Exercise instructions ▸ From the records, pick out and copy each line containing "date".

Data records for software interfaces ▸
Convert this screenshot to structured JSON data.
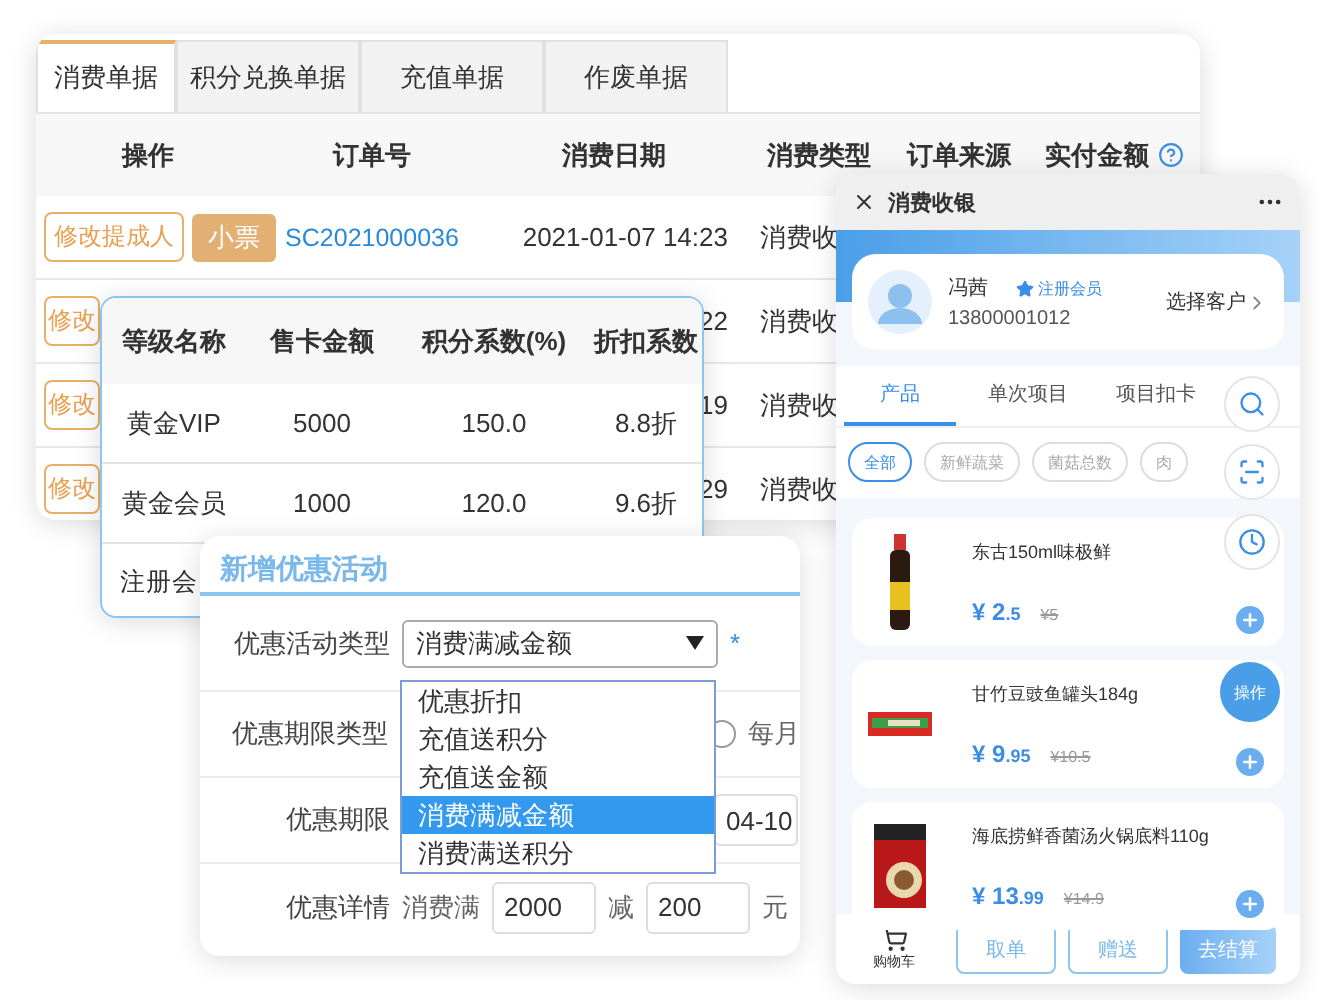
{
  "orders_panel": {
    "tabs": [
      {
        "label": "消费单据",
        "selected": true
      },
      {
        "label": "积分兑换单据",
        "selected": false
      },
      {
        "label": "充值单据",
        "selected": false
      },
      {
        "label": "作废单据",
        "selected": false
      }
    ],
    "columns": [
      "操作",
      "订单号",
      "消费日期",
      "消费类型",
      "订单来源",
      "实付金额"
    ],
    "rows": [
      {
        "action": "修改提成人",
        "receipt": "小票",
        "order_no": "SC2021000036",
        "date": "2021-01-07 14:23",
        "type": "消费收"
      },
      {
        "action": "修改",
        "date": "22",
        "type": "消费收"
      },
      {
        "action": "修改",
        "date": "19",
        "type": "消费收"
      },
      {
        "action": "修改",
        "date": "29",
        "type": "消费收"
      }
    ]
  },
  "level_panel": {
    "columns": [
      "等级名称",
      "售卡金额",
      "积分系数(%)",
      "折扣系数"
    ],
    "rows": [
      [
        "黄金VIP",
        "5000",
        "150.0",
        "8.8折"
      ],
      [
        "黄金会员",
        "1000",
        "120.0",
        "9.6折"
      ],
      [
        "注册会"
      ]
    ]
  },
  "promo_form": {
    "title": "新增优惠活动",
    "fields": [
      {
        "kind": "select",
        "label": "优惠活动类型",
        "value": "消费满减金额",
        "required_mark": "*",
        "options": [
          {
            "label": "优惠折扣",
            "selected": false
          },
          {
            "label": "充值送积分",
            "selected": false
          },
          {
            "label": "充值送金额",
            "selected": false
          },
          {
            "label": "消费满减金额",
            "selected": true
          },
          {
            "label": "消费满送积分",
            "selected": false
          }
        ]
      },
      {
        "kind": "radio",
        "label": "优惠期限类型",
        "option": "每月",
        "selected": false
      },
      {
        "kind": "date",
        "label": "优惠期限",
        "value": "04-10"
      },
      {
        "kind": "amount",
        "label": "优惠详情",
        "prefix": "消费满",
        "min": "2000",
        "middle": "减",
        "discount": "200",
        "unit": "元"
      }
    ]
  },
  "cashier": {
    "title": "消费收银",
    "customer": {
      "name": "冯茜",
      "tag": "注册会员",
      "phone": "13800001012",
      "action": "选择客户"
    },
    "tabs": [
      {
        "label": "产品",
        "selected": true
      },
      {
        "label": "单次项目",
        "selected": false
      },
      {
        "label": "项目扣卡",
        "selected": false
      }
    ],
    "chips": [
      {
        "label": "全部",
        "selected": true
      },
      {
        "label": "新鲜蔬菜",
        "selected": false
      },
      {
        "label": "菌菇总数",
        "selected": false
      },
      {
        "label": "肉",
        "selected": false
      }
    ],
    "products": [
      {
        "name": "东古150ml味极鲜",
        "currency": "¥",
        "price_int": "2",
        "price_dec": ".5",
        "old_price": "¥5",
        "kind": "bottle"
      },
      {
        "name": "甘竹豆豉鱼罐头184g",
        "currency": "¥",
        "price_int": "9",
        "price_dec": ".95",
        "old_price": "¥10.5",
        "kind": "can"
      },
      {
        "name": "海底捞鲜香菌汤火锅底料110g",
        "currency": "¥",
        "price_int": "13",
        "price_dec": ".99",
        "old_price": "¥14.9",
        "kind": "pack"
      }
    ],
    "fab": "操作",
    "cart": "购物车",
    "buttons": [
      "取单",
      "赠送"
    ],
    "checkout": "去结算"
  }
}
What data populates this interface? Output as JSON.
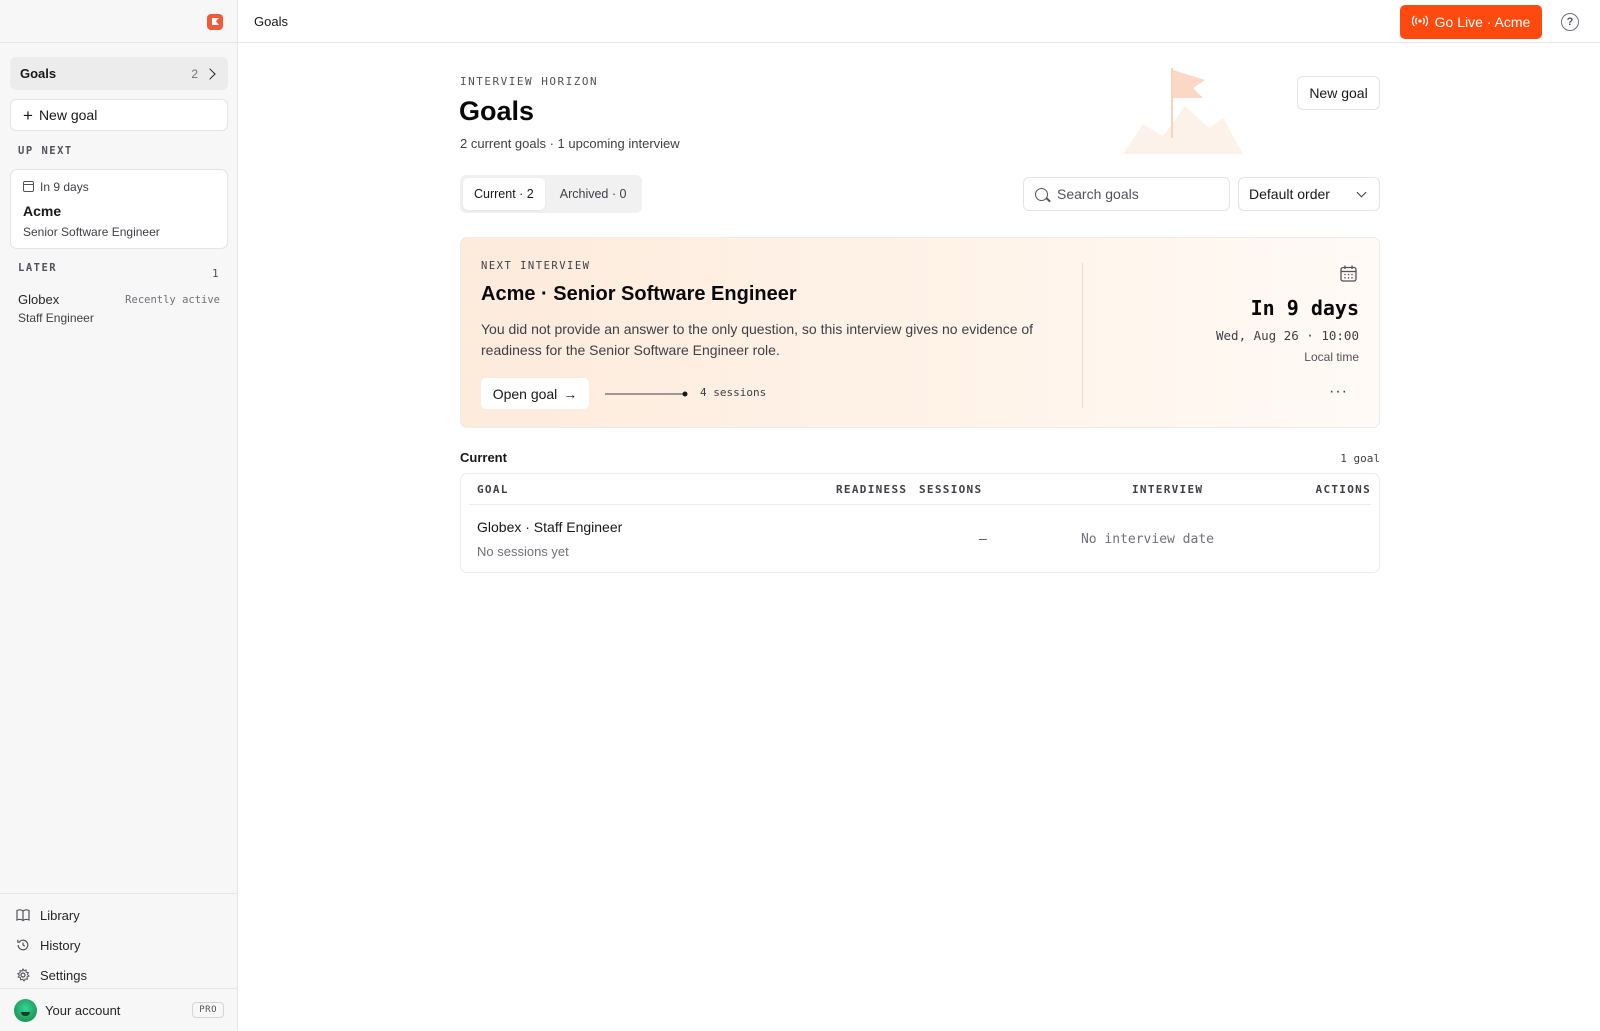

Solution to this task ▸
        "date": "2021-01-07 14:23",
        "date": "22",
        "date": "19",
        "date": "29",
        "kind": "date",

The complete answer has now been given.